Each time people call me ‘Comrade’, it fills me with pride. I started training for the first time on 1 September 2008 by running four laps on a soccer field in my neighbourhood. Thereafter, I found myself running 12 laps and two weeks later I ran for the first time on the road. As hard as it was, I never stopped since then.
My first road race was the Striders 15km in Springs in 2009, which I finished successfully. The same year I ran my first marathon in Eldorado Park, followed by the Soweto Marathon later that year. It was beyond my wildest dreams when I finished Comrades last year and then the Two Oceans Marathon this year.
I thank people like Sir Richard Branson, my former teachers, my nephew and my family who inspire me and who always encourage me to believe in myself and to live life to the full. I wish that more young people would take sport seriously and realise that it can take them to new heights in life. – Henry Mngomezulu
Lucky to be Alive
I’m lucky to be alive, and it’s because of you blokes. Sometime just before Good Friday, a fair-sized DVT had formed in my right calf, unbeknownst to me. On Good Friday, a big chunk of this broke away and travelled up the veins into my heart, where it should have stopped everything in my body from working.
However, my heart is in such good condition that it managed to pump it clean through all the chambers and valves and spit it out the other side without missing a beat. I thought I had some sort of digestive pain, but four weeks later the doctors decided that the symptoms weren’t those of indigestion, and worth looking into further. A scan showed a pulmonary embolism and a DVT in my right calf. If I was as fit as a normal 56-year-old, I would probably have had a heart attack and be pushing up daisies by now. But I’m not, and it’s the regular cycling at a good pace with all you blokes for the past 25 years that I can attribute that fitness to.
Thanks lads (and lasses), it’s probably a fair thing to say I owe you my life. You never know what’s in store for you, but being fit and healthy isn’t going to hurt your chances of survival. Keep riding and keep healthy. See you on the road in about two months. – WANDY
Thank You Hein!
It’s Friday 27 May and I have been to the Comrades expo, got my first goodie bag and am ready to run this gruelling challenge called Comrades. My numbers are attached to my vest and I am as ready as can be, but the nerves and ‘have I done enough’ haunts me. Time to put my feet up and read my Modern Athlete mag, which I collected at the Expo.
Well, if I ever had any jitters, a man called Hein Wagner has just inspired me. One becomes so introspective, and then I look at Hein’s achievements and his sense of humour and attitude, and I am humbled and know that I can do this and take his advice: ‘If you are at the end of the rope, tie a knot and hang on’. So thank you, Hein – you are amazing! And to Modern Athlete: The advice you give is sound and easy for greenies like me! – SANDY MULLINS
Run for Health
I am a very young runner and have realised there is no sport where running is not included. If you are a runner you are able to participate in most other sports which help you with your health. Some people may think that running is a hard sport, but what they don’t realise is that running can be fun and has so many health and weight-loss benefits. – SBONISO

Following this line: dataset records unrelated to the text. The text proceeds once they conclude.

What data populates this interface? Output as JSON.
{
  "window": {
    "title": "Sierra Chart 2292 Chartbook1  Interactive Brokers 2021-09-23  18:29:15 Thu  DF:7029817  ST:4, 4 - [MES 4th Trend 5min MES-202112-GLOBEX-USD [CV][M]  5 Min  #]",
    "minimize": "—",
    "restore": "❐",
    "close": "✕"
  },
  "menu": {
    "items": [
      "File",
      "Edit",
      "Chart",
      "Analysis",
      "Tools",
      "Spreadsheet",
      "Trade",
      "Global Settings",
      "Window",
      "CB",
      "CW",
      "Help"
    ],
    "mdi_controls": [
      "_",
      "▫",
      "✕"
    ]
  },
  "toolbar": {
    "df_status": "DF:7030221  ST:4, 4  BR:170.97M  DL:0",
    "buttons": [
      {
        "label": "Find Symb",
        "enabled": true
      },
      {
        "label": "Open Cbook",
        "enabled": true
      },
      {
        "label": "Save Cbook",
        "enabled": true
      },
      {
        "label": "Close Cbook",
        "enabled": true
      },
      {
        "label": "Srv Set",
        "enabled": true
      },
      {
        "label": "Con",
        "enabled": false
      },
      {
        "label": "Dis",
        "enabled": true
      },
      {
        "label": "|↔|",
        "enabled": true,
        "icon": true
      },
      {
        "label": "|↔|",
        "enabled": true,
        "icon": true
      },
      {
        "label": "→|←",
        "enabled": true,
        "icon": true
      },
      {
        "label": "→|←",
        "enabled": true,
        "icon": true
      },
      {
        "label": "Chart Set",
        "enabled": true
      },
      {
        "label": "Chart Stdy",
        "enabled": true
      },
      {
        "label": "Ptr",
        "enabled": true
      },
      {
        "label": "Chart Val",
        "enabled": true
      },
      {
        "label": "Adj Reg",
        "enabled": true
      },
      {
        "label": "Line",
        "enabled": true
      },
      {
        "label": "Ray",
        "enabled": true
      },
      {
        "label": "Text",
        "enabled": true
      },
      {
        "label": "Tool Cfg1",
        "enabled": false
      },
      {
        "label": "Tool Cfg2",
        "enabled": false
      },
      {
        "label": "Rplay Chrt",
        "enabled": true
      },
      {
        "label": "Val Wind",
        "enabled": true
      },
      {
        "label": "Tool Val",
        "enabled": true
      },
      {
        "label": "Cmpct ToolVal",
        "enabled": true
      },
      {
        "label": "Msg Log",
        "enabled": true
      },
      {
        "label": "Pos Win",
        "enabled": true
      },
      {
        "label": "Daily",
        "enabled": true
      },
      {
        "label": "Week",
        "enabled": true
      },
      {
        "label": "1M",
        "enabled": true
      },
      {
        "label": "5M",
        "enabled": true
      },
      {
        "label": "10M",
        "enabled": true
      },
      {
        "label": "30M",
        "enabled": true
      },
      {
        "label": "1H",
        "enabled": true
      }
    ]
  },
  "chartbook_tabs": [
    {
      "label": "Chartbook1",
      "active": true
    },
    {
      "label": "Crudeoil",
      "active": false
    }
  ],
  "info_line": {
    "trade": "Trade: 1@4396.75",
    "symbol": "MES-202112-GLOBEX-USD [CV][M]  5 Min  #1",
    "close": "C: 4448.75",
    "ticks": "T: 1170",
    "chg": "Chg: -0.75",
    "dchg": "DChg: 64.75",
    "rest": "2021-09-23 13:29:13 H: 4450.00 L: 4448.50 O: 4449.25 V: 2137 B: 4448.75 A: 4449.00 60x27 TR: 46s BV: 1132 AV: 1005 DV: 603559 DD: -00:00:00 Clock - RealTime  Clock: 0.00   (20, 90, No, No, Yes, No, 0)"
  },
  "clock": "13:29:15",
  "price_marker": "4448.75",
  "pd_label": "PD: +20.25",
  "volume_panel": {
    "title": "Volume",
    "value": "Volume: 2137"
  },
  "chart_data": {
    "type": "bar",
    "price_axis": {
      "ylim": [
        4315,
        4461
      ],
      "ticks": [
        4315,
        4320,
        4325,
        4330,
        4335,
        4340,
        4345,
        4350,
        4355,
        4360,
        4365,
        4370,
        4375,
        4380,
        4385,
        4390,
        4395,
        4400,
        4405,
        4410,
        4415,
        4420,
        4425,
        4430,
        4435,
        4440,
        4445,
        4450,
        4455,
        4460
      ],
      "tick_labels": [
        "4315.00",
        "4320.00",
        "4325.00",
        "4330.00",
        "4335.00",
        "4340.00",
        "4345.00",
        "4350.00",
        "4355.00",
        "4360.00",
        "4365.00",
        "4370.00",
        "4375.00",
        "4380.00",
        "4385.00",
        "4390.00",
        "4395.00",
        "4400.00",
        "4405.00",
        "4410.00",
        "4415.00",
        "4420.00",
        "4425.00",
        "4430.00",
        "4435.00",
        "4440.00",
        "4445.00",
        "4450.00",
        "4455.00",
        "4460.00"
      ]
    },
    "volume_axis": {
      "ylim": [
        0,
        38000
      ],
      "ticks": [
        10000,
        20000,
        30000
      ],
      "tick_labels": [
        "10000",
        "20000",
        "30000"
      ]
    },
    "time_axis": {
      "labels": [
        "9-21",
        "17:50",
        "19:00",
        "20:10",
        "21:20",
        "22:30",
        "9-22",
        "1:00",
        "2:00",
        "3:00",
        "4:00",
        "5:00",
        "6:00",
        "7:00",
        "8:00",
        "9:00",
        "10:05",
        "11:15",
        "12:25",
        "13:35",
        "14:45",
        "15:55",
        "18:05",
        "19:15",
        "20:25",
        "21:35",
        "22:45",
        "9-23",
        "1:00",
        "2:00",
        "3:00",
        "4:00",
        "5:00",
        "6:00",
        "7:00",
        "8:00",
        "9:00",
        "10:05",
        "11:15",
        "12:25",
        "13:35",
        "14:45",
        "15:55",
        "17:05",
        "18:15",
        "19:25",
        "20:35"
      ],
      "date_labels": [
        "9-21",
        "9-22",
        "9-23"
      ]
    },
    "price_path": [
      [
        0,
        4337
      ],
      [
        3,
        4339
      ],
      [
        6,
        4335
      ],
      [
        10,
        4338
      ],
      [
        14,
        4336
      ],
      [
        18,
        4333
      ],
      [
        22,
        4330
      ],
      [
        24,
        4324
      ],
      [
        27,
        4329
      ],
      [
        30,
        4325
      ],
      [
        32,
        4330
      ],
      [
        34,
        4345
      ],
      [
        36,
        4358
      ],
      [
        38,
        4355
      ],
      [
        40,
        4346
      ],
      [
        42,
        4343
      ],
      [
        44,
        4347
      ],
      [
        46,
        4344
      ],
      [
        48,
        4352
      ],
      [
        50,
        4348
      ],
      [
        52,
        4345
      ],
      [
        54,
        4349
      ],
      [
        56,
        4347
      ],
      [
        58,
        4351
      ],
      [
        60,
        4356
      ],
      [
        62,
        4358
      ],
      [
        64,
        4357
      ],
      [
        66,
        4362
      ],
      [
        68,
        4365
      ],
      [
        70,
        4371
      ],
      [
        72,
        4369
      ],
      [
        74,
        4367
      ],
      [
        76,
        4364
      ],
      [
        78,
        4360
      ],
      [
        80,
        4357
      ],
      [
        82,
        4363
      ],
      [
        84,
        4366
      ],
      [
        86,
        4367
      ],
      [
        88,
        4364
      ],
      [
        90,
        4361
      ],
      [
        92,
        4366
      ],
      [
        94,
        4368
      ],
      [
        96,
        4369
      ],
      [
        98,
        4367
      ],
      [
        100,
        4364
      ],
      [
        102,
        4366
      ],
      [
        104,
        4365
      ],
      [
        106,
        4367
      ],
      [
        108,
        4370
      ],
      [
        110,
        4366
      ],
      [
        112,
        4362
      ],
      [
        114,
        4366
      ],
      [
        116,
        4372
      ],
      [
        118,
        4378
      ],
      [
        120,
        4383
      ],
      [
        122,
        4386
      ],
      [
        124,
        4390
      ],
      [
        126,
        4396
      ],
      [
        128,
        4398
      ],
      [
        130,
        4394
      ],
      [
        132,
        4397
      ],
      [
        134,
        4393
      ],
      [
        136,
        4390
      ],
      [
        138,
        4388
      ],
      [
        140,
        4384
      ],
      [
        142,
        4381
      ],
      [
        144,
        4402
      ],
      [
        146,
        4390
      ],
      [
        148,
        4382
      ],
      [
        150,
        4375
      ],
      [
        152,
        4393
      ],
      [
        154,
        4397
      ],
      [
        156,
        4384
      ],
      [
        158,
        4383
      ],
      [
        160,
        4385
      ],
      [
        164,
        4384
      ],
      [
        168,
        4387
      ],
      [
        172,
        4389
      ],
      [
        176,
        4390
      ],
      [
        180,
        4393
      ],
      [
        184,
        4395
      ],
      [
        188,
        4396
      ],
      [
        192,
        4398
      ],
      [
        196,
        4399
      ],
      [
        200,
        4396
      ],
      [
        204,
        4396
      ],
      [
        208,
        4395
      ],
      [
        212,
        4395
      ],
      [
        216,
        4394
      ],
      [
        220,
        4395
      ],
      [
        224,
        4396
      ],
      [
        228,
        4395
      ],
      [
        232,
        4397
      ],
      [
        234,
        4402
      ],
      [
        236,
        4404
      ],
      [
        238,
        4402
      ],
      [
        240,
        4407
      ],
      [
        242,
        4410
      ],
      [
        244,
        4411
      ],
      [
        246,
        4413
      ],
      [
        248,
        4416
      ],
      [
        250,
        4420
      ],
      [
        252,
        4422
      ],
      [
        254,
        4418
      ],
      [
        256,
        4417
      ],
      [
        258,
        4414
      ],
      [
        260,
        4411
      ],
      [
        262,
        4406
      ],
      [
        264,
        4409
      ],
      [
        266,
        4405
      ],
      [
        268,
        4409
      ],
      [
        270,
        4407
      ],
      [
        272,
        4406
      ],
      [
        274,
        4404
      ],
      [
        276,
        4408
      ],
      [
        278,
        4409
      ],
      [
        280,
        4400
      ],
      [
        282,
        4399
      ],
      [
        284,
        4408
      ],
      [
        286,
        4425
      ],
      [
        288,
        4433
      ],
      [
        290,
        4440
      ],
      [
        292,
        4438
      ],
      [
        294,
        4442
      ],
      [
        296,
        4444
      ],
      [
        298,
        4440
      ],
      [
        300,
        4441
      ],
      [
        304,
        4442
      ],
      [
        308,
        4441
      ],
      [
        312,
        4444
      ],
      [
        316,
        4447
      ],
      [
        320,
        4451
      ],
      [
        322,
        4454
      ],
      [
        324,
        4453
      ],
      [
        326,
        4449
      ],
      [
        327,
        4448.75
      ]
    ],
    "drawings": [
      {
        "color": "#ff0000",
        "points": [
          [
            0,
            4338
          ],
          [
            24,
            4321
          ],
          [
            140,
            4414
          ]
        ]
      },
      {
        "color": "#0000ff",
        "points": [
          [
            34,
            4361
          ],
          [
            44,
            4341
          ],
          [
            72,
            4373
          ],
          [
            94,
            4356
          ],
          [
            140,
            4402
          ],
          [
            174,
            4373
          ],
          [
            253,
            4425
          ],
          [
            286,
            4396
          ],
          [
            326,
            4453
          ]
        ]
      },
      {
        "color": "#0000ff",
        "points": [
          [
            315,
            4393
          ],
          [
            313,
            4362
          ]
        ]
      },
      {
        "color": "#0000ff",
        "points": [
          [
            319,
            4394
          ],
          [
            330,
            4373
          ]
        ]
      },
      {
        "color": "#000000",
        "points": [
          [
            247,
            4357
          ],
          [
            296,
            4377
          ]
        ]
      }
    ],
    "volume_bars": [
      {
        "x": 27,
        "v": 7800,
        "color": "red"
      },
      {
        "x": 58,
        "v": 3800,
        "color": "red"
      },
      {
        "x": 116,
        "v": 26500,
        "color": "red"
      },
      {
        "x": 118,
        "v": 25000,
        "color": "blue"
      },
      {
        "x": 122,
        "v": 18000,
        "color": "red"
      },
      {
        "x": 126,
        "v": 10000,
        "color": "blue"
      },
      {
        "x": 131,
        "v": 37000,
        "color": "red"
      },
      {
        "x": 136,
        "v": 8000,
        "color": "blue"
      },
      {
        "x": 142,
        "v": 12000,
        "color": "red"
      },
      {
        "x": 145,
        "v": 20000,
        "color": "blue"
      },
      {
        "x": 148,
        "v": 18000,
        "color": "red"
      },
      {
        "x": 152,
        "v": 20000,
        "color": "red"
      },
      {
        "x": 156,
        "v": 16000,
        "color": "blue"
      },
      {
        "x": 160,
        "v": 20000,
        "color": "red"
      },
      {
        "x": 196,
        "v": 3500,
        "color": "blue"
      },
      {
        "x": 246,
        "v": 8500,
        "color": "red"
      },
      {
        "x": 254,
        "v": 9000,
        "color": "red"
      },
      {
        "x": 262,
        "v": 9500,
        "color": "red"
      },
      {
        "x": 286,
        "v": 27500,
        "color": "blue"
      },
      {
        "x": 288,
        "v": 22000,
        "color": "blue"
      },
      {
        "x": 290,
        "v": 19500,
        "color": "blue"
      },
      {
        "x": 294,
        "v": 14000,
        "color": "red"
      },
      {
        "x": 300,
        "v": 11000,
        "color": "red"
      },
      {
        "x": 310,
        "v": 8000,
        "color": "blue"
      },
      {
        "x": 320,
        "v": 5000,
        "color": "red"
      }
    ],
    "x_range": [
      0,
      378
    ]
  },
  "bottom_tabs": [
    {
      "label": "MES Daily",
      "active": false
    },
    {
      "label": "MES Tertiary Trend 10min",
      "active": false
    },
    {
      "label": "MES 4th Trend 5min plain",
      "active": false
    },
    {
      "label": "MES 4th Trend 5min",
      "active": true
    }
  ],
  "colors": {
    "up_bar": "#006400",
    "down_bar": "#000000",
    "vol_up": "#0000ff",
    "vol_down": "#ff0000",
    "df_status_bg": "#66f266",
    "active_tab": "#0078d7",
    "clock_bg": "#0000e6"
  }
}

The Meaning of Comrades
I ran my first Comrades in 1997 and it does define you! For me it was a day to truly get in touch with myself. Spending 11:51 with ‘me’ was a fantastic experience. I realised how goal-orientated I was, how dedicated I was to achieve, and that Comrades is truly a mental race.
Nothing comes close to the people I have met along the way and the training buddies that have become close friends. I have finished four Comrades and as I sit here with my tender and bruised body, I am anxious to do it all again.
When I run and finish Comrades, it makes me feel like nothing is impossible. And nothing is… I have such a positive attitude and spirit, and I know that when I apply my mind I can do anything. I have truly defined myself, thank you Comrades. – JEANINE FOLEY
Why Run Comrades as Fast as You Can?
I suppose by now your magazine has been bombarded by letters from readers telling more about their Comrades experiences. Well, I will be no different, but have a question in my letter as well.
I completed my first Comrades this year, but it was my second attempt. Last year I did not enjoy myself due to overloading on carbo products and landing up just short of renal failure. This year I used nothing and felt on top of the world!
I finished in 11:32 and would not change my running pace at all. I don’t know why people want to race through this race and not soak up everything on offer? If it was not for taking it easy, the people I interacted with along the route and the beautiful and breathtaking surroundings, I would have easily bowed out to the ‘brick wall’ I hit at about 30km.
I had a friend running his ninth and he has always run sub-9s. This year he ran a 10:30 and said it was the best experience he has ever had!
I know there are thousands of runners that will shoot me for what I have to say and they will say it is the Ultimate Human Race and you have to push yourself. I ask why? Is it not enough for us select few (and I say that, as there are not many in the world that can say they have run The Comrades Marathon) just to accomplish and enjoy the race and take in everything the Comrades Marathon has to offer?
A very big thank you to the Comrades Marathon Association and every person along the route. It was an awesome experience. It makes me want to run it every year. – STEVEN VIENINGS